*Task details:* For the word "percentage", state how many lines of the records include it, with no other text.

━━ Records provided ━━

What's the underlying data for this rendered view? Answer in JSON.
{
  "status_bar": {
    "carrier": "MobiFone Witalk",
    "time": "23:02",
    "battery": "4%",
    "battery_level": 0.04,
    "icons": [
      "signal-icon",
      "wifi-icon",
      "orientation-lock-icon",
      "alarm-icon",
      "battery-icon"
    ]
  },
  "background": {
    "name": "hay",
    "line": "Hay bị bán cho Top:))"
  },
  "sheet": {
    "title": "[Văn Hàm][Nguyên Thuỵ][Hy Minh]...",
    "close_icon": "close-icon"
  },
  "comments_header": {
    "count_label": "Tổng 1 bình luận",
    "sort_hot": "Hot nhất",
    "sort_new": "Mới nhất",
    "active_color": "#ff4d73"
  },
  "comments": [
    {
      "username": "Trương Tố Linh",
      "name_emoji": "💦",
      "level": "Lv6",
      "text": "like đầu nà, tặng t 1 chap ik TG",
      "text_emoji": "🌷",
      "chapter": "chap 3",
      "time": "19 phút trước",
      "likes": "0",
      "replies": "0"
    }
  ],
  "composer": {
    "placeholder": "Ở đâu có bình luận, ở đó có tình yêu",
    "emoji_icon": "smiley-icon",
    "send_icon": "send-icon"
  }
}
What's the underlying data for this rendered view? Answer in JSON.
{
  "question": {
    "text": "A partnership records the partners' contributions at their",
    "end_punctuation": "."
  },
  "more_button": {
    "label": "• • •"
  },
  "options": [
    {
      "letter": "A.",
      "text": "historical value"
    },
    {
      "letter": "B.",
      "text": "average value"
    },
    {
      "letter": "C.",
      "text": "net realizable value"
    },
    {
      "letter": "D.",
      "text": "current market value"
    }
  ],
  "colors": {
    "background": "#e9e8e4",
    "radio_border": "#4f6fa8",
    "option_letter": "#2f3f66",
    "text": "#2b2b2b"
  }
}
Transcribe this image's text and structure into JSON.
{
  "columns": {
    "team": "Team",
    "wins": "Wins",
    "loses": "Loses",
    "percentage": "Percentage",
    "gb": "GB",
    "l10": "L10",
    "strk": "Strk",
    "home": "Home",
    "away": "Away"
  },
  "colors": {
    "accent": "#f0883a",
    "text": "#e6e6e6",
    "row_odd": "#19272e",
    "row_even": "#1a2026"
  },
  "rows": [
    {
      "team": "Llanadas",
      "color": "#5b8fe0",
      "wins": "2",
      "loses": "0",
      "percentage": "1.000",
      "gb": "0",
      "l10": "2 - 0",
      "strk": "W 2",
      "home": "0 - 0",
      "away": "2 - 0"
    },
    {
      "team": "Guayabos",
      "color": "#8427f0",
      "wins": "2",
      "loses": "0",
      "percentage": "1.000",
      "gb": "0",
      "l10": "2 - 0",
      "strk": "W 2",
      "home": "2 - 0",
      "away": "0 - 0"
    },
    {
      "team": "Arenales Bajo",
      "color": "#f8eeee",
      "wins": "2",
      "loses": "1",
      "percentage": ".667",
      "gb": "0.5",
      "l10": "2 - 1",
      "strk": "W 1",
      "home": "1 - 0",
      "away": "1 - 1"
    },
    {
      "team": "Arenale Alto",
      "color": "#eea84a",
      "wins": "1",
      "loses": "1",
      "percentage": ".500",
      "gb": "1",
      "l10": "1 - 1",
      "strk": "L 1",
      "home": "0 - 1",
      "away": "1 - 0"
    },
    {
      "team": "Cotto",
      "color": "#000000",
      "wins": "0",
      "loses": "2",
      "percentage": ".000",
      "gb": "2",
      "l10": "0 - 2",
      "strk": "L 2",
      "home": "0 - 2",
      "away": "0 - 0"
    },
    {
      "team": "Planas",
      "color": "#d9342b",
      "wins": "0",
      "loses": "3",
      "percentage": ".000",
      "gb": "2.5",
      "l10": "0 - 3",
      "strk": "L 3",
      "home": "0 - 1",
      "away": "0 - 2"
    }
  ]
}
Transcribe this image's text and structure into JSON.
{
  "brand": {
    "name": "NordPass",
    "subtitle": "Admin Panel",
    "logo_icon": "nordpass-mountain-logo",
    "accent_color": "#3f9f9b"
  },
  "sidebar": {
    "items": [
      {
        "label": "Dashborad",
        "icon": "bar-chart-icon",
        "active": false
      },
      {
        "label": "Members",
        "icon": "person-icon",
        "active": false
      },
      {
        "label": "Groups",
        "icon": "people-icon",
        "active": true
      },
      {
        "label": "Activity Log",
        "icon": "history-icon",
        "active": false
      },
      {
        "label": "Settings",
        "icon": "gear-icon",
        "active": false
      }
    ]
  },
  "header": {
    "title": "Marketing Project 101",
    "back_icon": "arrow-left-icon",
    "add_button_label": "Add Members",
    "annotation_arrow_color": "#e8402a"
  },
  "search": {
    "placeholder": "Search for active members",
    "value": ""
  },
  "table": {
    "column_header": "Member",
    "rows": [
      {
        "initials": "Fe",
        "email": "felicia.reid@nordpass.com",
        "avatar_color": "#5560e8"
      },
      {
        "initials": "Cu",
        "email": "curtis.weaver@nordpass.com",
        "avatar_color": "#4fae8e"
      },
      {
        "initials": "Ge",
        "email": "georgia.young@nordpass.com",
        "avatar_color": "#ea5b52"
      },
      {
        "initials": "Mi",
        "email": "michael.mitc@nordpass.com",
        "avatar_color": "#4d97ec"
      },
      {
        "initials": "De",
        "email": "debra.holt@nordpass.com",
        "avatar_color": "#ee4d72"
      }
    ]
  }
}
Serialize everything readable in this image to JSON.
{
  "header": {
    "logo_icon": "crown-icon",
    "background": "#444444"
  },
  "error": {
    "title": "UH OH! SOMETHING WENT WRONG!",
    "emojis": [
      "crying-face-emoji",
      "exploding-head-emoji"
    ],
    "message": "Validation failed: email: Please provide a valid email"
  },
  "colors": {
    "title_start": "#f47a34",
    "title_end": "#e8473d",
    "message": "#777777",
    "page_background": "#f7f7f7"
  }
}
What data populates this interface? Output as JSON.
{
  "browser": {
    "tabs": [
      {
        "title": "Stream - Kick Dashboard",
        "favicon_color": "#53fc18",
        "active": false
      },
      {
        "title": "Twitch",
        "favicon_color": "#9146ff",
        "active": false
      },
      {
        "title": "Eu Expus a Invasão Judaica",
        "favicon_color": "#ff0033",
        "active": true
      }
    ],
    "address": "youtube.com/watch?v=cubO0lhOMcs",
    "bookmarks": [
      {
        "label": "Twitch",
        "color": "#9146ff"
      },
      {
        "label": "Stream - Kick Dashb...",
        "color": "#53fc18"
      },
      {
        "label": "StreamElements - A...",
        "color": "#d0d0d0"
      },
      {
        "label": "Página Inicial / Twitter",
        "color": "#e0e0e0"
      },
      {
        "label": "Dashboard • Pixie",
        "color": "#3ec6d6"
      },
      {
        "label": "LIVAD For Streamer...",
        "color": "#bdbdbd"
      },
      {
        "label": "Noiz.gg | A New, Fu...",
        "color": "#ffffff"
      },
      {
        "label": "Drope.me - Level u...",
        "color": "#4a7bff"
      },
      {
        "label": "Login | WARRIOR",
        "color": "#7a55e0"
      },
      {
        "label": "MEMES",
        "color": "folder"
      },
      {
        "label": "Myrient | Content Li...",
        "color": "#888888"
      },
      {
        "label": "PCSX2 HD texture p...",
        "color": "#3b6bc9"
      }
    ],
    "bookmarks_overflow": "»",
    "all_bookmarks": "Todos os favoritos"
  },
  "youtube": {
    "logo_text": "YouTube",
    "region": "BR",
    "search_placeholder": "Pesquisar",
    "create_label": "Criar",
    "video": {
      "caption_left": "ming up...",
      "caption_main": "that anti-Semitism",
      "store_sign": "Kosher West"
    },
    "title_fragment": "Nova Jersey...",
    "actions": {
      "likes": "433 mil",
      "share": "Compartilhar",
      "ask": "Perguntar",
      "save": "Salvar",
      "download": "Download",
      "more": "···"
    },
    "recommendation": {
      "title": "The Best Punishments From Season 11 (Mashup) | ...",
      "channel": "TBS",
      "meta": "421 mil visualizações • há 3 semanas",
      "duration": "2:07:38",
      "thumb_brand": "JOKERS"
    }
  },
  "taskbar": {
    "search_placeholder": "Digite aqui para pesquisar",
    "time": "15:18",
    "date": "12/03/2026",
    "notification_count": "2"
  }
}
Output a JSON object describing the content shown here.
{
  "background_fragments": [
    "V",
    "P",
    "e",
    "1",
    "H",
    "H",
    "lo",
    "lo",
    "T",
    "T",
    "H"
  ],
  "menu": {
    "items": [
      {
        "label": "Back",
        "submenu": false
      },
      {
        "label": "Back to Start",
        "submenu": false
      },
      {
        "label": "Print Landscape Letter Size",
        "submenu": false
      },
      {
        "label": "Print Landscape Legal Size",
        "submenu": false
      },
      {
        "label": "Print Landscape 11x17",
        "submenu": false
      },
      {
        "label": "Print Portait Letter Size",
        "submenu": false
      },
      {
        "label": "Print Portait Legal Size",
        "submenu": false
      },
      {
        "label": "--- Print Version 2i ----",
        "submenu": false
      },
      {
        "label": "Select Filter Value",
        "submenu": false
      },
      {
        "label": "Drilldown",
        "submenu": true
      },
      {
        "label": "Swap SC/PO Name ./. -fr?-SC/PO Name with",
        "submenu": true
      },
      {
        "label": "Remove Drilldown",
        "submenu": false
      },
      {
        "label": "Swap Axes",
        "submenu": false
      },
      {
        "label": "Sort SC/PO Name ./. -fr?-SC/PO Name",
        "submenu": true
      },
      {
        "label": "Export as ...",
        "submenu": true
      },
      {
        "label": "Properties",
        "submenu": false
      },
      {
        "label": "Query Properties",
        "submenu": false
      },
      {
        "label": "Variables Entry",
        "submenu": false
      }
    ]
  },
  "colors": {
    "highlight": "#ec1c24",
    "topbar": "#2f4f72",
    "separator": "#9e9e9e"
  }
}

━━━

*Task answer:* 7